Decommissioning: It’s not over until it’s over

Rates for activated rigs is expected to increase by “at least 15%” by 2021.
Rates for activated rigs is expected to increase by “at least 15%” by 2021.

Is decommissioning and the demise of oil and gas being heralded prematurely within the UKCS, with prospects recently announced onshore near Gatwick and west of Shetland through BP and Total? Fracking in Lancashire has been given the go ahead and it won’t be long before we see this in the central belt of Scotland, utilising Grangemouth and extending its life even further.

As the price of oil tops the $80 mark with noises being made that it might reach $100 a barrel, it seems almost unthinkable that 100 UK platforms will be decommissioned by 2025.

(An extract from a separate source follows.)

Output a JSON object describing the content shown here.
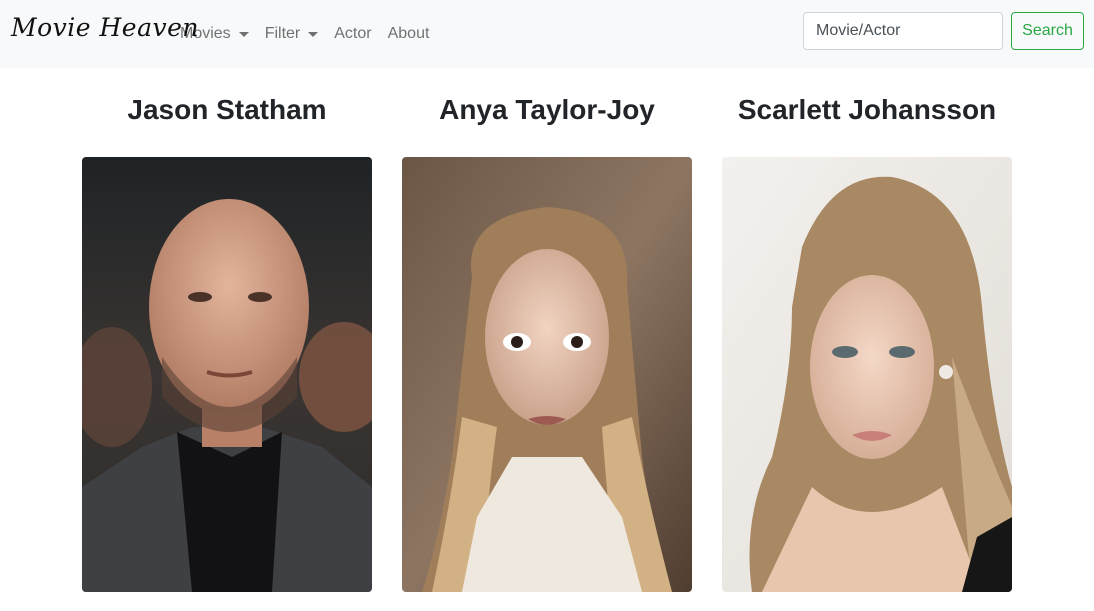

However, decommissioning is happening and the risks in this phase associated with safety and environmental critical elements are very different. There is currently little guidance on how to manage the risks and hazards in the decommissioning phase. However, it is likely that the demands on systems will change as decommissioning progresses.

At cessation of production, the asset remains connected to live wells and process. This is known as warm suspension prior to entering cold suspension where the asset may either remain manned or transition to being unmanned before finally progressing into removal and dismantling.

As the process begins for draining down liquid hydrocarbons and breaking containment, the type of risk from fire and explosion on the asset change. There is potential fire risk due to the opening of hydrocarbon containing equipment, hot working and sparks from cutting and grinding.

Care needs to be given to the levels of detection in place as long duration pool fires are replaced with the increased risk of explosion from gas fractions being ignited.

Are these gas fractions lighter or heavier than air? Do we detect at high or low level? Have we got means of dispersing and preventing the accumulation of flammable gases?

When containment has been broken, it’s too late to play catch-up. With the increased potential for ignition being prevalent, we have no means of isolating, although fires are likely to be of a lower intensity and perhaps even tolerable to allow a controlled burn.

The emphasis now shifts on to portable fire and safety equipment. Portable detection is different to that required for a production platform.

Blaze uses wireless devices interconnected to local panels that can be interrogated remotely via IoT and can assess and respond quickly to the release of toxic and radioactive substances. The Rapid Deployment Kit includes GPS-enabled monitors, a Link3 wireless router and all necessary accessories to create a perimeter and set up a command station up to two miles from the site.For decommissioning, Blaze offers rental products that can be integrated into systems easily and rapidly. These will be required for relatively short durations in the field and a rental option means that the operator does not have the outlay of having to own infrastructure on retiring asset.

Decommissioning is by no means the beginning of the end of oil production in the UK. However retiring ageing assets is very necessary, as is continuing to ensure the safety of our workforce. As for the industry – it’s not over until it’s over.

The Rapid Deployment Kit